A very deserving (and useful) winner! 🙂
At the risk of being disrespectful to ‘The King’…
If there was a guy who, according to his doctor, suffered from arthritis, gout, a fatty liver, an enlarged heart, migraines, constipation and a colon swollen to twice its normal size, would you seriously consider buying his recipe book? It might make me think twice.
Flicking through Elvis’s favourite recipes you can see why he might have had a health problem or two. There are a few questionable entries, like the Fried Peanut Butter and Banana sandwich, and Biscuits with something called Red Eye Gravy – essentially bacon dripping mixed with a cup of coffee.
But at least the Elvis fans are happy with the recipe book, judging by the reviews:
- “If Elvis thought it was good that’s all I need to know.”
- “I love having it and used it on the altar honoring Elvis last year for my Day of the Dead party.”
- “I‘ve tried several recipes and they are great, just like the King!“
Are you hungry tonight? Errmmm… salad anyone?
I’m breaking the chain of ‘Odd Writers’ to bring you the first ‘Odd Book’. In this series, I’ll be looking at bizarre book covers and attempting to find out if the inside is just as bizarre, or if there’s a healthy explanation for the madness on the outside!
The cover of ‘Everything I Want to Do is Illegal’ (picture found on Bored Panda) features a cartoon farmer who appears to be ranting at an array of surprised farm animals on a sunny day. It immediately made me worry about what he had planned for them, and I set out to track the book down on Goodreads and find out the real story. Continue reading
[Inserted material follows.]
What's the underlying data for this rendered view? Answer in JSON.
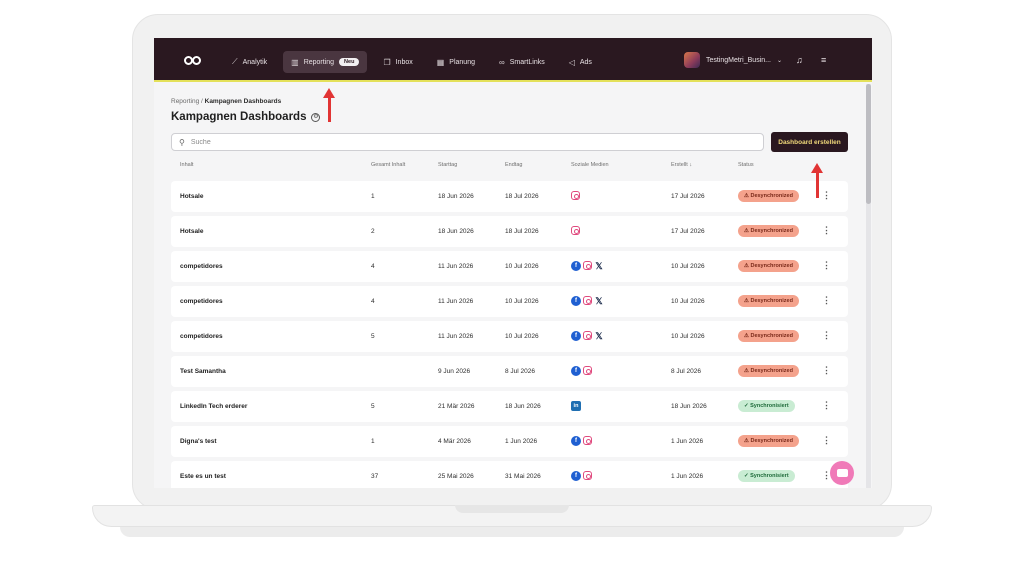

Margaret Daly was seventeen herself when she started writing ‘Seventeenth Summer’. Written by a young adult specifically for the newly-recognised ‘teenager’ audience, this is widely recognised as the first real YA book.
Romance being timeless, the book was last reissued in 2010. It’s available, with a whopping 4.3 star rating, on Amazon.com, and Amazon.co.uk too.
Here’s the blurb:
A summer to remember…
Angie always thought high school romances were just silly infatuations that come and go. She certainly never thought she would fall in love over one short summer. But when she meets Jack, their connection is beyond any childish crush. Suddenly, Angie and Jack are filling their summer with stolen moments and romantic nights. But as fall grows closer, they must figure out if their love is forever, or just a summer they’ll never forget.
While the romance is pretty chaste and pure, the book was tutted at for portraying teenage desire, smoking and underage drinking and smoking! Tut-tut, indeed. You won’t find any of that in my books (she says with her fingers crossed under the table).
And here’s the new cover:
There’s just something about that old cover though… Which one do you prefer?